Copy every record below exactly as written, but leave out the pictures.

(RECORDS TO USE Opens)

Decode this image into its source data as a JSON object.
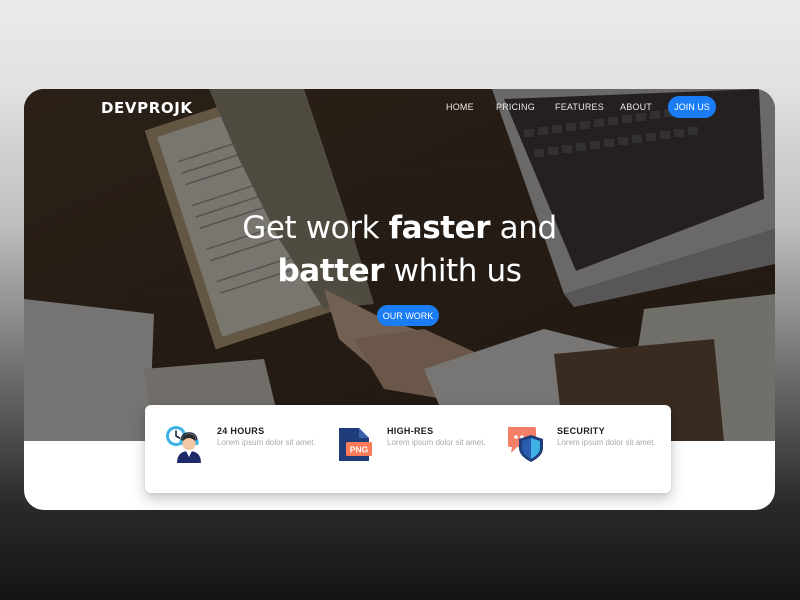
{
  "nav": {
    "logo": "DEVPROJK",
    "links": [
      "HOME",
      "PRICING",
      "FEATURES",
      "ABOUT"
    ],
    "cta": "JOIN US"
  },
  "hero": {
    "line1_prefix": "Get work ",
    "line1_bold": "faster",
    "line1_suffix": " and",
    "line2_bold": "batter",
    "line2_suffix": " whith us",
    "cta": "OUR WORK"
  },
  "features": [
    {
      "title": "24 HOURS",
      "desc": "Lorem ipsum dolor sit amet.",
      "icon": "clock-support-icon"
    },
    {
      "title": "HIGH-RES",
      "desc": "Lorem ipsum dolor sit amet.",
      "icon": "png-file-icon"
    },
    {
      "title": "SECURITY",
      "desc": "Lorem ipsum dolor sit amet.",
      "icon": "shield-chat-icon"
    }
  ],
  "icon_labels": {
    "png": "PNG"
  },
  "colors": {
    "accent": "#1a7df5",
    "hero_overlay": "#1e1812",
    "card": "#ffffff"
  }
}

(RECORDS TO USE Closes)

## THE COMPLETED TASK
Decode this image into its source data as a JSON object.
{
  "nav": {
    "logo": "DEVPROJK",
    "links": [
      "HOME",
      "PRICING",
      "FEATURES",
      "ABOUT"
    ],
    "cta": "JOIN US"
  },
  "hero": {
    "line1_prefix": "Get work ",
    "line1_bold": "faster",
    "line1_suffix": " and",
    "line2_bold": "batter",
    "line2_suffix": " whith us",
    "cta": "OUR WORK"
  },
  "features": [
    {
      "title": "24 HOURS",
      "desc": "Lorem ipsum dolor sit amet.",
      "icon": "clock-support-icon"
    },
    {
      "title": "HIGH-RES",
      "desc": "Lorem ipsum dolor sit amet.",
      "icon": "png-file-icon"
    },
    {
      "title": "SECURITY",
      "desc": "Lorem ipsum dolor sit amet.",
      "icon": "shield-chat-icon"
    }
  ],
  "icon_labels": {
    "png": "PNG"
  },
  "colors": {
    "accent": "#1a7df5",
    "hero_overlay": "#1e1812",
    "card": "#ffffff"
  }
}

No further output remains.